    Hannity has praised Thomas for “giving one of the most powerful defenses” against sexual assault accusations. [Fox News, Hannity, 11/10/17]

    Herman Cain

    In 2011, at least two women reported that Herman Cain, who was at the time a candidate in the Republican presidential primaries, had sexually harased them during his tenure as the head of the National Restaurant Association in the 1990s.

    Under a screen graphic that read “Herman hysteria,” Hannity questioned whether the charges were “politically motivated,” and badgered an accuser for “staying in the car” with Cain after she says she was harassed. [Media Matters, 11/11/11]

    Hannity sought to discredit accusations against Cain and Justice Clarence Thomas, parroting their characterization of the charges as a “high-tech lynching.” [Politico, 11/10/11]

    Hannity on Cain’s press conference denying sexual harassment accusations: “You would think this is going to end it.” [Media Matters 11/9/11]

    Bill Shine

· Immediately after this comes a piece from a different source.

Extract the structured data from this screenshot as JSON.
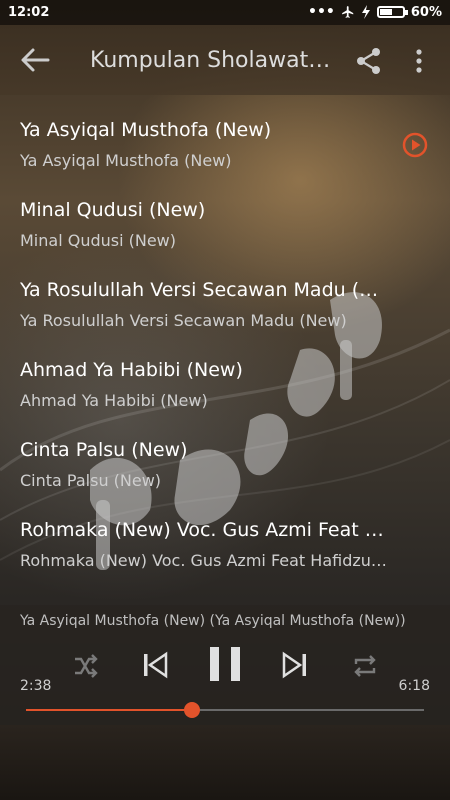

    After Ailes was ousted in August 2016 amid mounting sexual harassment allegations, Fox News promoted Bill Shine to co-president of the network. As senior executive vice president, Shine had reportedly “played an integral role” in covering up sexual harassment claims, including those against Ailes. Shine had a role in pushing “women into confidential mediation [and into] signing nondisclosure agreements in exchange for their contracts to be paid” as well as in establishing a “counter-narrative” to discredit Carlson. He later resigned after reports surfaced that he was cited “in at least four lawsuits” that accused him of ignoring, dismissing, and even concealing sexual harassment allegations against Ailes.

    Hannity: “Somebody HIGH UP AND INSIDE FNC is trying to get an innocent person fired.” [Twitter, 4/27/16]

    Hannity: If Shine is fired, “that’s the total end of the FNC as we know it.” [Twitter, 4/27/16]

    Hannity: “#Istandwithshine.” [Twitter, 4/27/16]